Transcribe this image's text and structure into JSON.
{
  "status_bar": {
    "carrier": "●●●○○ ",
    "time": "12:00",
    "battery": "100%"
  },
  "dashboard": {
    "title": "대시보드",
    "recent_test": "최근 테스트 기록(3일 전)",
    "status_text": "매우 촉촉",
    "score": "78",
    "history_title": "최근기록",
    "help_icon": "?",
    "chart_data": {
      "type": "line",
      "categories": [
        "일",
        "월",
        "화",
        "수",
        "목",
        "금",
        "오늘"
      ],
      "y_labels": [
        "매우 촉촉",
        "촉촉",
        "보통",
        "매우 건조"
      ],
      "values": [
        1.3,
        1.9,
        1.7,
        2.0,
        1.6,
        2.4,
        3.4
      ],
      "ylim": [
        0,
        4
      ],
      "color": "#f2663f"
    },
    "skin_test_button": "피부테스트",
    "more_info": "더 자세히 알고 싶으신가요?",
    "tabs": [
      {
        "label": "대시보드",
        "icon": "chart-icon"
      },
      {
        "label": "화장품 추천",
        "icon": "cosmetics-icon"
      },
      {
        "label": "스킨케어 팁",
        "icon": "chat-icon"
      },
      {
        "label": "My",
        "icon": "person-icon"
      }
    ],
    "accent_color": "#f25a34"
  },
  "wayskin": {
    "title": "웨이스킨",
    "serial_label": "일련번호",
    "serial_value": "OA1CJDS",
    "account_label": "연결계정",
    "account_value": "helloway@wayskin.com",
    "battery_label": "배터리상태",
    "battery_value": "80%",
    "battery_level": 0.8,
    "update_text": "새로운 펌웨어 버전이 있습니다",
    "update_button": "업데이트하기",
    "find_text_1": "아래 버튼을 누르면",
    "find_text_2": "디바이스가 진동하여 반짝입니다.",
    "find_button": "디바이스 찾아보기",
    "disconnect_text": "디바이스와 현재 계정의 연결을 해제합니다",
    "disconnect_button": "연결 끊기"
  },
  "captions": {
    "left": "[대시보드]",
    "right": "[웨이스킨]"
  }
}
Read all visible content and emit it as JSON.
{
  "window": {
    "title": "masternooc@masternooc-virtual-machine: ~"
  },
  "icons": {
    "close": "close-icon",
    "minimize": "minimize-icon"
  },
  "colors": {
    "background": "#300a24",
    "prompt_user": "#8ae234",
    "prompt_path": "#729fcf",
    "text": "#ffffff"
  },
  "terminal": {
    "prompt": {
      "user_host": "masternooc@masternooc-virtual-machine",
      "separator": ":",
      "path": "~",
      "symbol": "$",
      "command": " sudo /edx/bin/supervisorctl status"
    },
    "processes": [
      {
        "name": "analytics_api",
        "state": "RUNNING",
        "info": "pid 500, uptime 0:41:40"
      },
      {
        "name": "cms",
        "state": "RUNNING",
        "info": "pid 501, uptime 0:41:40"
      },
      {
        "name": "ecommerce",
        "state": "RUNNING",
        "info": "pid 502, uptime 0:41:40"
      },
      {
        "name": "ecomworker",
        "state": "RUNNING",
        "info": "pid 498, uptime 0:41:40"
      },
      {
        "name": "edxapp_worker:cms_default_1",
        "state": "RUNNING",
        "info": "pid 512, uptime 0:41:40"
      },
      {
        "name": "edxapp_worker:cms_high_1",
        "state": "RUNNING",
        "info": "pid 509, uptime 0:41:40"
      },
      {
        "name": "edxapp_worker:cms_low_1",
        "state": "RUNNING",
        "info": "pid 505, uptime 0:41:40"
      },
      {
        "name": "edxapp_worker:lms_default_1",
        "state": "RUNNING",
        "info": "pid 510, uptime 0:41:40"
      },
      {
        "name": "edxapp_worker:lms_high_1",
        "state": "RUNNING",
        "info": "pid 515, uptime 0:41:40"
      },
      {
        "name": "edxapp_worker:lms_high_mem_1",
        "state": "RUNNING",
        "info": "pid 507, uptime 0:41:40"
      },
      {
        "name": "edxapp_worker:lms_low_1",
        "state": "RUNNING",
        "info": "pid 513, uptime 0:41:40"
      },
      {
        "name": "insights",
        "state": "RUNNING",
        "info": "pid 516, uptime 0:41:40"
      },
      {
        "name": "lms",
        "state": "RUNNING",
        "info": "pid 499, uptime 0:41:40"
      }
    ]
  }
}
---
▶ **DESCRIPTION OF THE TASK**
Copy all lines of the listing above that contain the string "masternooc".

▶ **EXERCISE SOLUTION**
    "title": "masternooc@masternooc-virtual-machine: ~"
      "user_host": "masternooc@masternooc-virtual-machine",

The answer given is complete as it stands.